Sorter strainin’ fur effect,
An’ not quite a-gittin' through
What it started in to do.
Mercy sakes! It docs seem queer
Christmas day is ’most nigh here.
Somehow it don’t seem to me
Christmas like it used to be,—
Christmas with its ice an’ snow,
Christmas of the long ago.
You could feel its stir an’ hum
Weeks an’ weeks before it come;
Somethin’ in the atmosphere
Told you when the day was near,
Didn’t need no almanacs;
That was one o’ Nature’s fac’s.
Every cottage decked out gay—
Cedar wreaths an’ holly spray—
An’ the stores, how they were drest,
Tinsel till you couldn’t rest’
Every winder fixed up pat,
Candy canes, an’ things like that,
Noah’s arks, an’ guns, an’ dolls,
An’ all kinds o’ fol-de-rols.
Then with frosty bells a-chime,
Slidin’ down the hills o’ time,
Right amidst the fun an’ din
Christmas come a bustlin’ in,
Raised his cheery voice to call
Out a welcome to us all;
Hale and hearty, strong an’ bluff,
That was Christmas, sure enough.
Snow knee-deep an’ coastin' fine,
Frozen mill-ponds all ashine,
Seemin’ jest to lay in wait,
Beggin’ you to come an’ skate,
An’ you’d git your gal an’ go
Stumpin’ cheerily thro’ the snow,
Feelin’ pleased an’ skeert an’ warm
‘Cause she had a-hol yore arm.
Why, when Christmas come in, we
Spent the whole glad day in glee
Havin’ fun and feastin’ high
An, some courtin’ on the sly.
Bustin’ in some neighbor's door
An’ then suddenly, before
He could give his voice a lift,
Yellin’ at him, “Christmas gift.”
Now such things are never heard,
“Merry Christmas” is the word.
But it’s only change o’ name,
An' means givin’ jest the same.
There’s too many new-styled ways
Now about the holidays.
I’d jest like once more to see
Christmas like it used to be!
It is a peculiar sensation, this double-consciousness, this sense of always looking at one’s self through the eyes of others….One ever feels his twoness—an American, a Negro; two souls, two thoughts, two unreconciled strivings; two warring ideals in one dark body, whose dogged strength alone keeps it from being torn asunder.
From The Souls of Black Folk
“We the people”—it is a very eloquent beginning. But when the Constitution of the United States was completed on the seventeenth of September in 1787, I was not included in that “We the people.” I felt for many years that somehow George Washington and Alexander Hamilton just left me out by mistake. But through the process of amendment, interpretation, and court decision, I have finally been included in “We the People.”
There is no Negro problem. The problem is whether the American people have loyalty enough, honor enough, patriotism enough, to live up to their own constitution.

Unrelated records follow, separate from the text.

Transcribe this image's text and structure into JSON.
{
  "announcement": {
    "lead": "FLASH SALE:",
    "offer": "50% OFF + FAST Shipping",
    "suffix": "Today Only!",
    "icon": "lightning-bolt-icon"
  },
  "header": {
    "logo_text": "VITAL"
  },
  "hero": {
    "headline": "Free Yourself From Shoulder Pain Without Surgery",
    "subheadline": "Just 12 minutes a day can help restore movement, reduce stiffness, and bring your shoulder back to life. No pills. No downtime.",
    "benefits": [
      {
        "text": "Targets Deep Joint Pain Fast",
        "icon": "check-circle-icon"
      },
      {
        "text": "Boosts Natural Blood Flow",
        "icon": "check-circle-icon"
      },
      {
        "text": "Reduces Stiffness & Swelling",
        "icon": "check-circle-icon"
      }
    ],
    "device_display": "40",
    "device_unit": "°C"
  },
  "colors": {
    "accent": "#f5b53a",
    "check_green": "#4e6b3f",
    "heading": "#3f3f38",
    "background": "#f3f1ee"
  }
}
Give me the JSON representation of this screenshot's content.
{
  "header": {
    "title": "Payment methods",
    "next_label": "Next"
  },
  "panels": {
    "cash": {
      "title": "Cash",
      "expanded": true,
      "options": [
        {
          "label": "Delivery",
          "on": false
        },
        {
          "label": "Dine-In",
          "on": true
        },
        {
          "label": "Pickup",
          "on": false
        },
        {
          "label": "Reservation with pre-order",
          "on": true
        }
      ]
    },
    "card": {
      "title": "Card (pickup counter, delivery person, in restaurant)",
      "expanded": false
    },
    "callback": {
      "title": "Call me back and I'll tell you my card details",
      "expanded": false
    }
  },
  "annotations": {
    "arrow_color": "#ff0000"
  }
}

My father was a slave and my people died to build this country, and I'm going to stay right here and have a part of it, just like you.